- They take up a lot of space in the freezer
- More difficult to weigh out
- They absorb a lot of wort/beer
- Messier to dispose of
- There is no advantage to using them
I have a saying: Whole hops are THE reason that pellets were invented.
I do grow my own and that is one of the few instances of my using whole hops: They didn’t cost me anything except time. And a lot of it. Whole hops are a pain to harvest and the amount of work put into harvesting is disproportionate to the amount harvested.
My other saying about whole hops: I will NOT pay for the displeasure of using them.
I’ve accepted whole hops as gifts (although I suspect there will be far fewer gifts coming my way after this post LOL) and in trade and I use my own that I grow but there is no way I would pay for a bag of whole hops. No.
Pellets are just much easier to use:

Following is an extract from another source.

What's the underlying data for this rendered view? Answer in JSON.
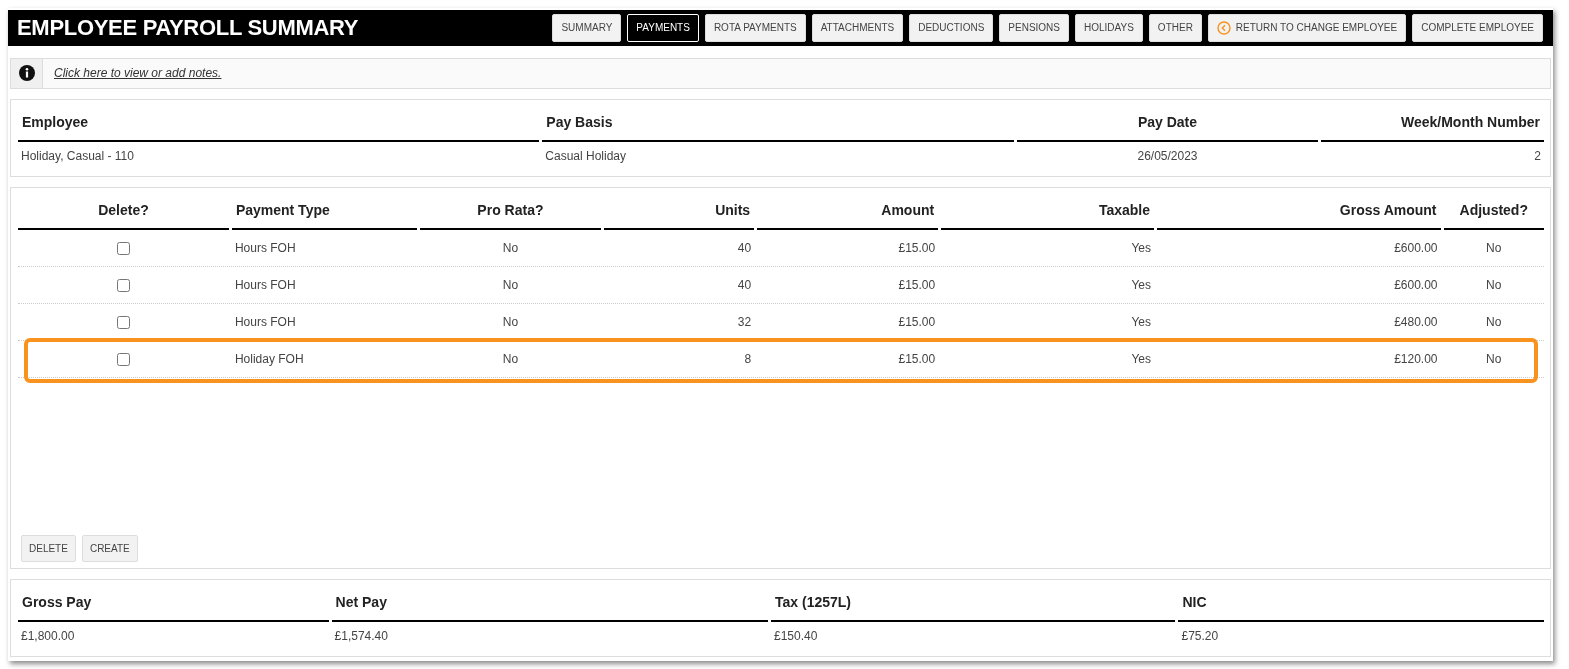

- I can store far more in my freezer
- They absorb less of my precious beer
- Way easier to weigh out
- Much less trub to deal with at the end of the brew day or after dry hopping
Dry hopping is actually one of the areas where pellets shine. Trying to get a couple of ounces of whole hops into a carboy and making sure that they are all in contact with the beer? Yes, bags, but again, you have to be really set up for it. With pellets I just don’t need to worry about more gear. Not that more gear is a bad thing. 😉
There, I got that off my chest.
As always, your mileage may vary. Flame away.
(My apologies to all those who have given me whole hops. They were not wasted and they were appreciated. Thank you.)